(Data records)
━━━

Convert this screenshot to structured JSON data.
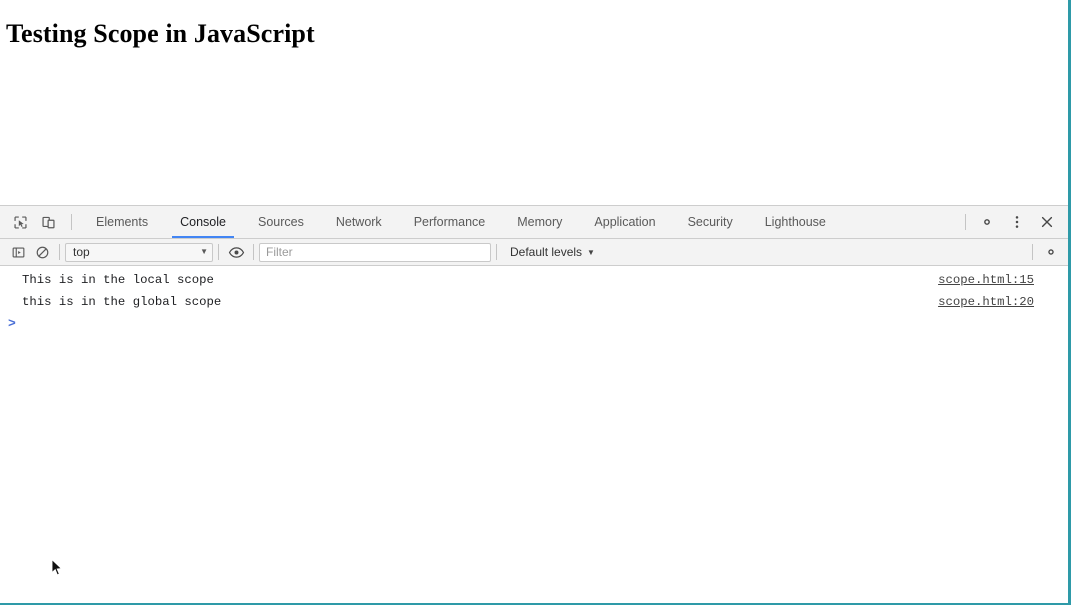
{
  "page": {
    "heading": "Testing Scope in JavaScript"
  },
  "devtools": {
    "toolbar_icons": {
      "inspect": "inspect-element-icon",
      "device": "device-toolbar-icon"
    },
    "tabs": [
      {
        "label": "Elements",
        "active": false
      },
      {
        "label": "Console",
        "active": true
      },
      {
        "label": "Sources",
        "active": false
      },
      {
        "label": "Network",
        "active": false
      },
      {
        "label": "Performance",
        "active": false
      },
      {
        "label": "Memory",
        "active": false
      },
      {
        "label": "Application",
        "active": false
      },
      {
        "label": "Security",
        "active": false
      },
      {
        "label": "Lighthouse",
        "active": false
      }
    ],
    "right_actions": [
      {
        "name": "settings-gear-icon"
      },
      {
        "name": "more-options-icon"
      },
      {
        "name": "close-devtools-icon"
      }
    ],
    "console_toolbar": {
      "sidebar_toggle": "console-sidebar-icon",
      "clear_console": "clear-console-icon",
      "context": "top",
      "context_caret": "▼",
      "live_expression": "eye-icon",
      "filter_placeholder": "Filter",
      "filter_value": "",
      "levels": "Default levels",
      "levels_caret": "▼",
      "settings": "console-settings-icon"
    },
    "messages": [
      {
        "text": "This is in the local scope",
        "source": "scope.html:15"
      },
      {
        "text": "this is in the global scope",
        "source": "scope.html:20"
      }
    ],
    "prompt": ">"
  },
  "colors": {
    "accent_blue": "#4285f4",
    "page_border_teal": "#2e9aa8",
    "toolbar_bg": "#f3f3f3",
    "prompt_blue": "#4a6fd6"
  }
}
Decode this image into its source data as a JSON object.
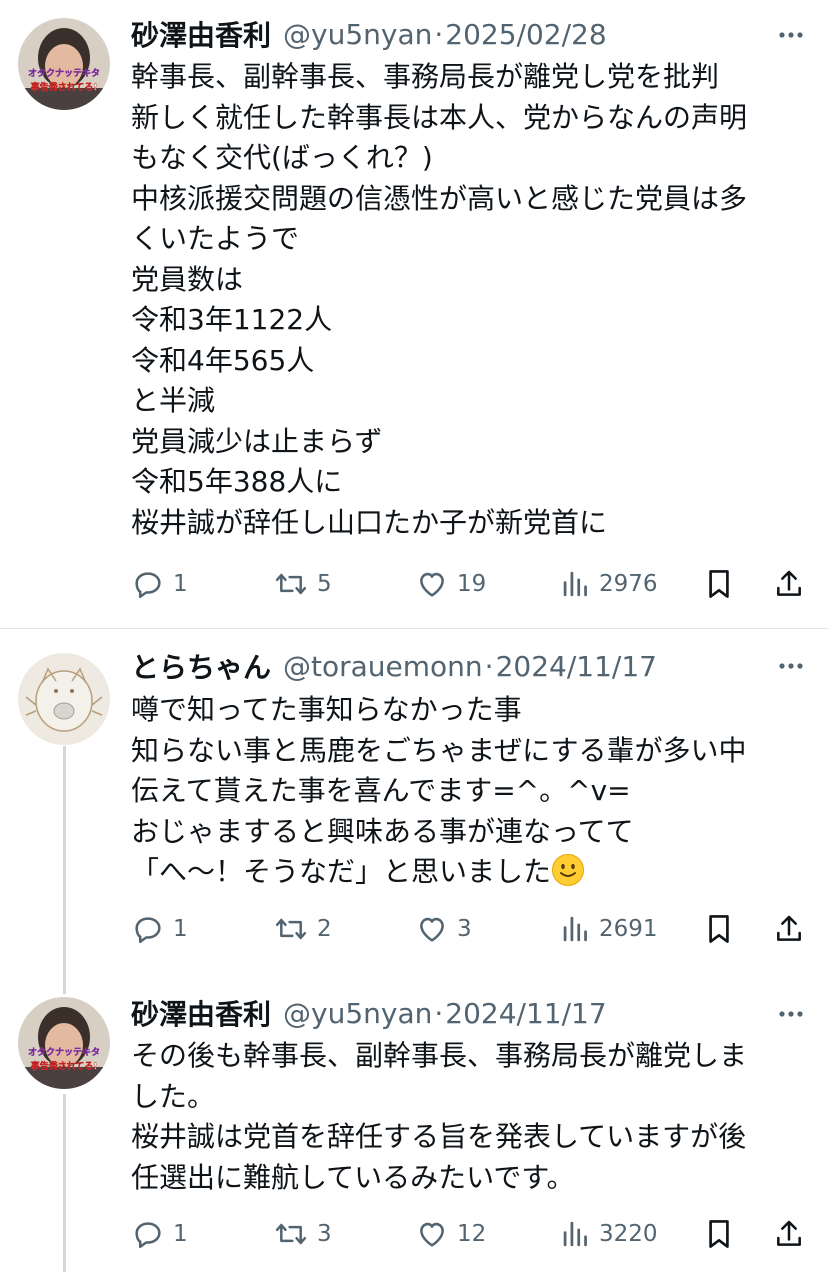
{
  "tweets": [
    {
      "name": "砂澤由香利",
      "handle": "@yu5nyan",
      "dot": "·",
      "date": "2025/02/28",
      "avatar_caption_1": "オタクナッテキタ",
      "avatar_caption_2": "事告発されてる!",
      "text": "幹事長、副幹事長、事務局長が離党し党を批判\n新しく就任した幹事長は本人、党からなんの声明\nもなく交代(ばっくれ？)\n中核派援交問題の信憑性が高いと感じた党員は多\nくいたようで\n党員数は\n令和3年1122人\n令和4年565人\nと半減\n党員減少は止まらず\n令和5年388人に\n桜井誠が辞任し山口たか子が新党首に",
      "replies": "1",
      "retweets": "5",
      "likes": "19",
      "views": "2976"
    },
    {
      "name": "とらちゃん",
      "handle": "@torauemonn",
      "dot": "·",
      "date": "2024/11/17",
      "text": "噂で知ってた事知らなかった事\n知らない事と馬鹿をごちゃまぜにする輩が多い中\n伝えて貰えた事を喜んでます=^。^v=\nおじゃますると興味ある事が連なってて\n「へ～！そうなだ」と思いました",
      "replies": "1",
      "retweets": "2",
      "likes": "3",
      "views": "2691"
    },
    {
      "name": "砂澤由香利",
      "handle": "@yu5nyan",
      "dot": "·",
      "date": "2024/11/17",
      "avatar_caption_1": "オタクナッテキタ",
      "avatar_caption_2": "事告発されてる!",
      "text": "その後も幹事長、副幹事長、事務局長が離党しま\nした。\n桜井誠は党首を辞任する旨を発表していますが後\n任選出に難航しているみたいです。",
      "replies": "1",
      "retweets": "3",
      "likes": "12",
      "views": "3220"
    }
  ],
  "colors": {
    "text": "#0f1419",
    "secondary": "#536471",
    "divider": "#e1e5e8",
    "thread_line": "#cfd9de"
  },
  "icons": [
    "reply-icon",
    "retweet-icon",
    "like-icon",
    "views-icon",
    "bookmark-icon",
    "share-icon",
    "more-icon",
    "smile-emoji"
  ]
}
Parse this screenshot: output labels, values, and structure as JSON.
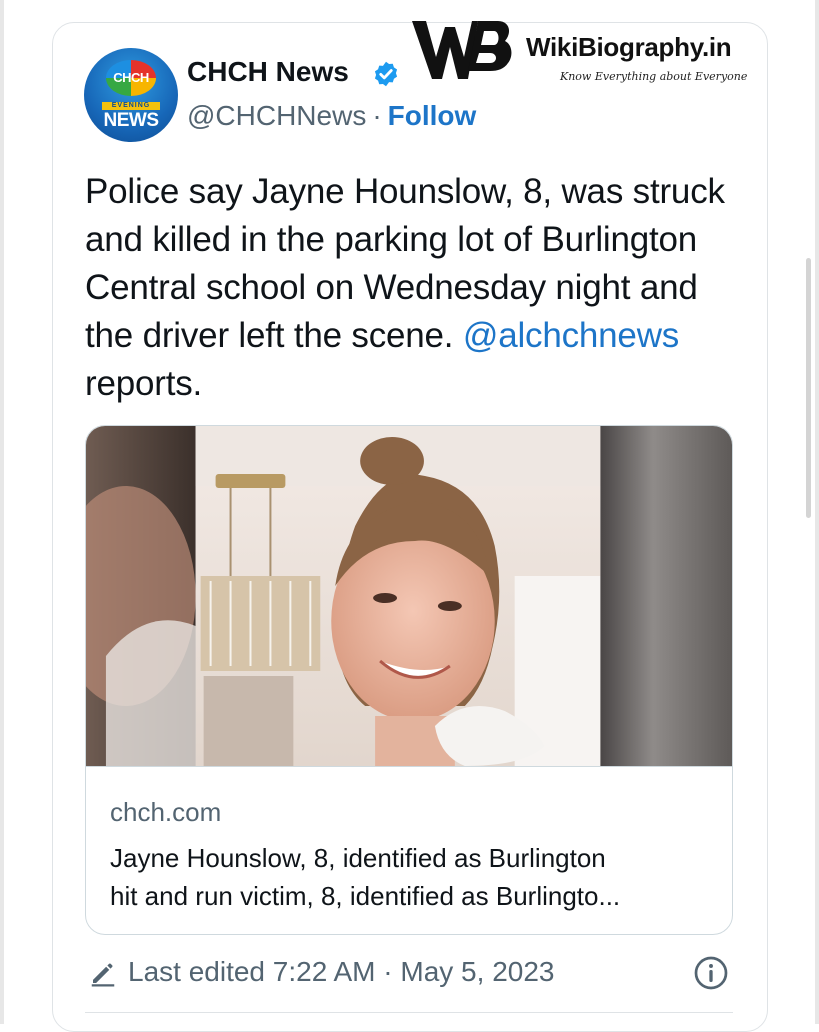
{
  "tweet": {
    "author": {
      "name": "CHCH News",
      "handle": "@CHCHNews",
      "separator": "·",
      "follow_label": "Follow",
      "verified": true,
      "avatar": {
        "logo_text": "CHCH",
        "banner_text": "EVENING",
        "news_text": "NEWS"
      }
    },
    "text": {
      "before_mention": "Police say Jayne Hounslow, 8, was struck and killed in the parking lot of Burlington Central school on Wednesday night and the driver left the scene. ",
      "mention": "@alchchnews",
      "after_mention": " reports."
    },
    "link_card": {
      "domain": "chch.com",
      "description_lines": [
        "Jayne Hounslow, 8, identified as Burlington",
        "hit and run victim, 8, identified as Burlingto..."
      ]
    },
    "footer": {
      "last_edited": "Last edited 7:22 AM · May 5, 2023"
    }
  },
  "watermark": {
    "name": "WikiBiography.in",
    "tagline": "Know Everything about Everyone"
  },
  "colors": {
    "link": "#1d75c8",
    "verified": "#1d9bf0",
    "secondary_text": "#536471",
    "border": "#cfd9de"
  },
  "icons": [
    "verified-badge-icon",
    "pencil-edit-icon",
    "info-icon",
    "wb-logo-icon"
  ]
}
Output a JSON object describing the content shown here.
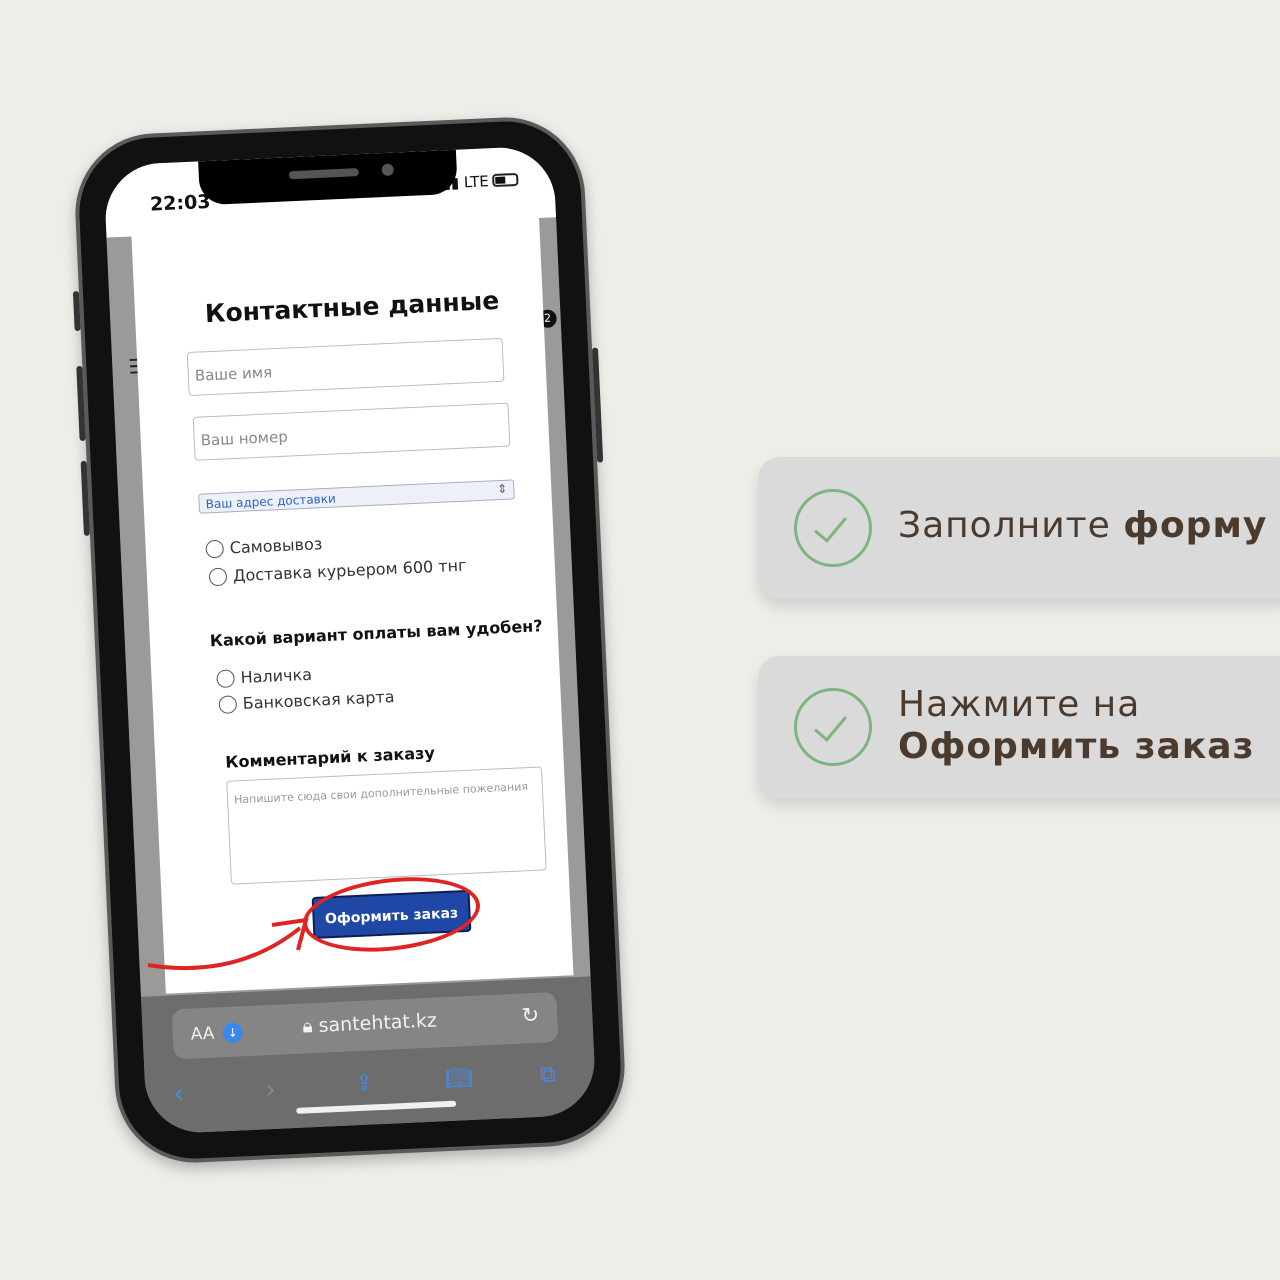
{
  "status_bar": {
    "time": "22:03",
    "network": "LTE",
    "cart_count": "2"
  },
  "form": {
    "title": "Контактные данные",
    "name_placeholder": "Ваше имя",
    "phone_placeholder": "Ваш номер",
    "address_select": "Ваш адрес доставки",
    "delivery_options": [
      "Самовывоз",
      "Доставка курьером 600 тнг"
    ],
    "payment_question": "Какой вариант оплаты вам удобен?",
    "payment_options": [
      "Наличка",
      "Банковская карта"
    ],
    "comment_label": "Комментарий к заказу",
    "comment_placeholder": "Напишите сюда свои дополнительные пожелания",
    "submit_label": "Оформить заказ"
  },
  "browser": {
    "text_size": "AA",
    "url": "santehtat.kz"
  },
  "steps": [
    {
      "text": "Заполните ",
      "bold": "форму"
    },
    {
      "text": "Нажмите на",
      "bold": "Оформить заказ"
    }
  ],
  "colors": {
    "accent_green": "#7fb47f",
    "button_blue": "#1f47a6",
    "highlight_red": "#e02424"
  }
}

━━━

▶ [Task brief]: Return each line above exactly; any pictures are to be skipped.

▶ [Output for this task]:
Convert this screenshot to structured JSON data.
{
  "page": {
    "heading": "Testing Scope in JavaScript"
  },
  "devtools": {
    "toolbar_icons": {
      "inspect": "inspect-element-icon",
      "device": "device-toolbar-icon"
    },
    "tabs": [
      {
        "label": "Elements",
        "active": false
      },
      {
        "label": "Console",
        "active": true
      },
      {
        "label": "Sources",
        "active": false
      },
      {
        "label": "Network",
        "active": false
      },
      {
        "label": "Performance",
        "active": false
      },
      {
        "label": "Memory",
        "active": false
      },
      {
        "label": "Application",
        "active": false
      },
      {
        "label": "Security",
        "active": false
      },
      {
        "label": "Lighthouse",
        "active": false
      }
    ],
    "right_actions": [
      {
        "name": "settings-gear-icon"
      },
      {
        "name": "more-options-icon"
      },
      {
        "name": "close-devtools-icon"
      }
    ],
    "console_toolbar": {
      "sidebar_toggle": "console-sidebar-icon",
      "clear_console": "clear-console-icon",
      "context": "top",
      "context_caret": "▼",
      "live_expression": "eye-icon",
      "filter_placeholder": "Filter",
      "filter_value": "",
      "levels": "Default levels",
      "levels_caret": "▼",
      "settings": "console-settings-icon"
    },
    "messages": [
      {
        "text": "This is in the local scope",
        "source": "scope.html:15"
      },
      {
        "text": "this is in the global scope",
        "source": "scope.html:20"
      }
    ],
    "prompt": ">"
  },
  "colors": {
    "accent_blue": "#4285f4",
    "page_border_teal": "#2e9aa8",
    "toolbar_bg": "#f3f3f3",
    "prompt_blue": "#4a6fd6"
  }
}
Decode this image into its source data as a JSON object.
{
  "tweets": [
    {
      "name": "砂澤由香利",
      "handle": "@yu5nyan",
      "dot": "·",
      "date": "2025/02/28",
      "avatar_caption_1": "オタクナッテキタ",
      "avatar_caption_2": "事告発されてる!",
      "text": "幹事長、副幹事長、事務局長が離党し党を批判\n新しく就任した幹事長は本人、党からなんの声明\nもなく交代(ばっくれ？)\n中核派援交問題の信憑性が高いと感じた党員は多\nくいたようで\n党員数は\n令和3年1122人\n令和4年565人\nと半減\n党員減少は止まらず\n令和5年388人に\n桜井誠が辞任し山口たか子が新党首に",
      "replies": "1",
      "retweets": "5",
      "likes": "19",
      "views": "2976"
    },
    {
      "name": "とらちゃん",
      "handle": "@torauemonn",
      "dot": "·",
      "date": "2024/11/17",
      "text": "噂で知ってた事知らなかった事\n知らない事と馬鹿をごちゃまぜにする輩が多い中\n伝えて貰えた事を喜んでます=^。^v=\nおじゃますると興味ある事が連なってて\n「へ～！そうなだ」と思いました",
      "replies": "1",
      "retweets": "2",
      "likes": "3",
      "views": "2691"
    },
    {
      "name": "砂澤由香利",
      "handle": "@yu5nyan",
      "dot": "·",
      "date": "2024/11/17",
      "avatar_caption_1": "オタクナッテキタ",
      "avatar_caption_2": "事告発されてる!",
      "text": "その後も幹事長、副幹事長、事務局長が離党しま\nした。\n桜井誠は党首を辞任する旨を発表していますが後\n任選出に難航しているみたいです。",
      "replies": "1",
      "retweets": "3",
      "likes": "12",
      "views": "3220"
    }
  ],
  "colors": {
    "text": "#0f1419",
    "secondary": "#536471",
    "divider": "#e1e5e8",
    "thread_line": "#cfd9de"
  },
  "icons": [
    "reply-icon",
    "retweet-icon",
    "like-icon",
    "views-icon",
    "bookmark-icon",
    "share-icon",
    "more-icon",
    "smile-emoji"
  ]
}
Parse this screenshot: output labels, values, and structure as JSON.
{
  "tweet": {
    "author": {
      "name": "CHCH News",
      "handle": "@CHCHNews",
      "separator": "·",
      "follow_label": "Follow",
      "verified": true,
      "avatar": {
        "logo_text": "CHCH",
        "banner_text": "EVENING",
        "news_text": "NEWS"
      }
    },
    "text": {
      "before_mention": "Police say Jayne Hounslow, 8, was struck and killed in the parking lot of Burlington Central school on Wednesday night and the driver left the scene. ",
      "mention": "@alchchnews",
      "after_mention": " reports."
    },
    "link_card": {
      "domain": "chch.com",
      "description_lines": [
        "Jayne Hounslow, 8, identified as Burlington",
        "hit and run victim, 8, identified as Burlingto..."
      ]
    },
    "footer": {
      "last_edited": "Last edited 7:22 AM · May 5, 2023"
    }
  },
  "watermark": {
    "name": "WikiBiography.in",
    "tagline": "Know Everything about Everyone"
  },
  "colors": {
    "link": "#1d75c8",
    "verified": "#1d9bf0",
    "secondary_text": "#536471",
    "border": "#cfd9de"
  },
  "icons": [
    "verified-badge-icon",
    "pencil-edit-icon",
    "info-icon",
    "wb-logo-icon"
  ]
}
Output a JSON object describing the content shown here.
{
  "status_bar": {
    "time": "22:03",
    "network": "LTE",
    "cart_count": "2"
  },
  "form": {
    "title": "Контактные данные",
    "name_placeholder": "Ваше имя",
    "phone_placeholder": "Ваш номер",
    "address_select": "Ваш адрес доставки",
    "delivery_options": [
      "Самовывоз",
      "Доставка курьером 600 тнг"
    ],
    "payment_question": "Какой вариант оплаты вам удобен?",
    "payment_options": [
      "Наличка",
      "Банковская карта"
    ],
    "comment_label": "Комментарий к заказу",
    "comment_placeholder": "Напишите сюда свои дополнительные пожелания",
    "submit_label": "Оформить заказ"
  },
  "browser": {
    "text_size": "AA",
    "url": "santehtat.kz"
  },
  "steps": [
    {
      "text": "Заполните ",
      "bold": "форму"
    },
    {
      "text": "Нажмите на",
      "bold": "Оформить заказ"
    }
  ],
  "colors": {
    "accent_green": "#7fb47f",
    "button_blue": "#1f47a6",
    "highlight_red": "#e02424"
  }
}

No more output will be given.